Multichannel News and Broadcasting & Cable hosted "Advanced Advertising" on Dec. 10 at the Roosevelt Hotel in New York. (Photos by Mark Reinertson)
Drama Down Under
What a day in Melbourne! Or is it night/morning here?
Unlike Roland Garros (six hours ahead) or Wimbledon (five), it’s never been easy for me to get my head around that the Australian Open, which runs about 16 hours ahead of the East Coast time zone.
Without trying to spend too much time deciphering whether it was Sunday/Monday in Melbourne or Saturday/Sunday in Mamaroneck, let’s just say the tennis was intriguing at the season’s first Grand Slam.
The drama started with Jelana Jankovic, the women’s No. 1, and the player analyst and the sport’s doyen Bud Collins refers to as “Jelly.” Well, she got Jelly Rolled by Marion Bartoli, the 2007 Wimbledon finalist and 16th seed, in straight sets, keeping intact a resume sans a Slam entry.
Then things got rolling. No. 3 Dinara Safina, Marat’s little sister, battled back from two breaks down in the third set to finally put French teenager, No. 15 Alize Cornet away at 7-5.
Also dripping with distaff drama: Jelena Dokic, she of the abusive tennis dad and estranged family. Trading 7-5 sets with No. 29 Russia Alisa Kleybanova, Dokic, in a match that lasted over three hours, prevailed in the third 8-6 to become the first Aussie woman to reach the quarters since 2005.
In a post-match press conference, Dokic dismissed the reconciliation rumblings that dad, who was banned for his intolerable behavior in Melbourne, would be welcome if she made it to the final weekend.
With Anna Ivanovic and Venus Williams dispatched earlier, ESPN2 and Tennis Channel have to be pulling for lil’ sis Serena, Dokic, Safina and the hot player, No. 4 Elena Dementieva, to make deep runs during the tourney’s second week.
On the men’s side all of the top seeds remained intact through Melbourne’s Monday. American and No. 7 seed Andy Roddick made it to the quarters with an easy straight-set win over 21st-seeded Tommy Robredo
While Roddick was quickly dispatching with the Spaniard, No. 2 Roger Federer was in a dog fight in Rod Laver Arena. Looking to tie Pete Sampras’ Grand Slam mark of 14 titles, Federer, who pummeled the 2005 champion Marat Safin in his Melbourne swan song during their third-round match, was trying to make it to the quarters of a major for a record 19th straight time.

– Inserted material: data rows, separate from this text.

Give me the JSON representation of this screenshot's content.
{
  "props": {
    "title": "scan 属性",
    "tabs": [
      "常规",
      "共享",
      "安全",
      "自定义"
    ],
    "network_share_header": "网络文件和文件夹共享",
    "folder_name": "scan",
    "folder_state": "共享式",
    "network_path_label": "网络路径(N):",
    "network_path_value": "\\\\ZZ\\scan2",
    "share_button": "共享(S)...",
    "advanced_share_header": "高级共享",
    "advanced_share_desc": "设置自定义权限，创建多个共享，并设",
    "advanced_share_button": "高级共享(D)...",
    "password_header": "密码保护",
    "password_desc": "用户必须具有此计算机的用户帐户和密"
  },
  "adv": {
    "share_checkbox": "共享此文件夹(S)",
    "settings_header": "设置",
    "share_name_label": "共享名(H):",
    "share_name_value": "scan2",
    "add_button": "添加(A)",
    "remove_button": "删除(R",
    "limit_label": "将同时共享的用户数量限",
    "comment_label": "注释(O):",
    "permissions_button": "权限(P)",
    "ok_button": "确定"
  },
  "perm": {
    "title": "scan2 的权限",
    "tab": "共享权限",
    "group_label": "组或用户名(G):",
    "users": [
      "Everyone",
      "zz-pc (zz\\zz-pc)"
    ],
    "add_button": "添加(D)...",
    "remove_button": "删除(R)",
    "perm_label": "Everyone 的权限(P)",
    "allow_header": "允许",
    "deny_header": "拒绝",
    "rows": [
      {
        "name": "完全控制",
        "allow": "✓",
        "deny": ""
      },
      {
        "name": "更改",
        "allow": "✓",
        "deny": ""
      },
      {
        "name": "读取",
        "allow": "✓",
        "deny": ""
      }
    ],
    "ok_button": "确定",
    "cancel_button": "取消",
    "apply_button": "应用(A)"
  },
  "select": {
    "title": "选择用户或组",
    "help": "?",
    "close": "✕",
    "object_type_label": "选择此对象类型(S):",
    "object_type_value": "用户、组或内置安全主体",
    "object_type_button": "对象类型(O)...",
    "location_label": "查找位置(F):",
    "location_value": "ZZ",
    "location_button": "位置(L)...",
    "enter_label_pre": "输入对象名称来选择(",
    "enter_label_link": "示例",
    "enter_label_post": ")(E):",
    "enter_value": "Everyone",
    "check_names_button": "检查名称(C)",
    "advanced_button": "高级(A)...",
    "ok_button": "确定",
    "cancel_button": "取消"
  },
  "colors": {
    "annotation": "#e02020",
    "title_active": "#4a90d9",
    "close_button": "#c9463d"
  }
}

But his chance to chase history, teetered on the racket of Tomas Berdych in the seventh game of the third set. Ahead two sets to love, the Czech flubbed wide-open forehand and backhand volleys, and then dumped an overhand into the net to give Federer a break. From there, Roger upped his game, with better movement and serving, while his opponent started spraying the ball around and his leg injury came into play.
Next up in the quarter: No. 8 seed, Juan Martin Del Potro, the 6-foot, 6-inch Argentine sensation.
The winner there matches against the winner of Roddick-Novak Djokovic, who triumphed over MCN editor George Vernadakis’ favorite player Marcus Baghdatis.
In the final bit of Down Under drama tomorrow/today, the Cypriot took a third-set tiebreaker to send it to a fourth against the defending champion. Alas Baghdatis ran out of gas. Nevertheless, the match concluded at 2:30 a.m. in Melbourne.
This portion of the draw should provide some fireworks, while No. 1 Rafa Nadal and No. 4 Andy Murray, who some odds-makers installed as the tourney favorite, are alive in the top half.
American James Blake, the No. 9 seed, also remains in the hunt, good news for ESPN2 as the tourney gets down to the nitty gritty. But he’ll have to overcome last year’s finalist and current No. 5 Jo-Wilfried Tsonga.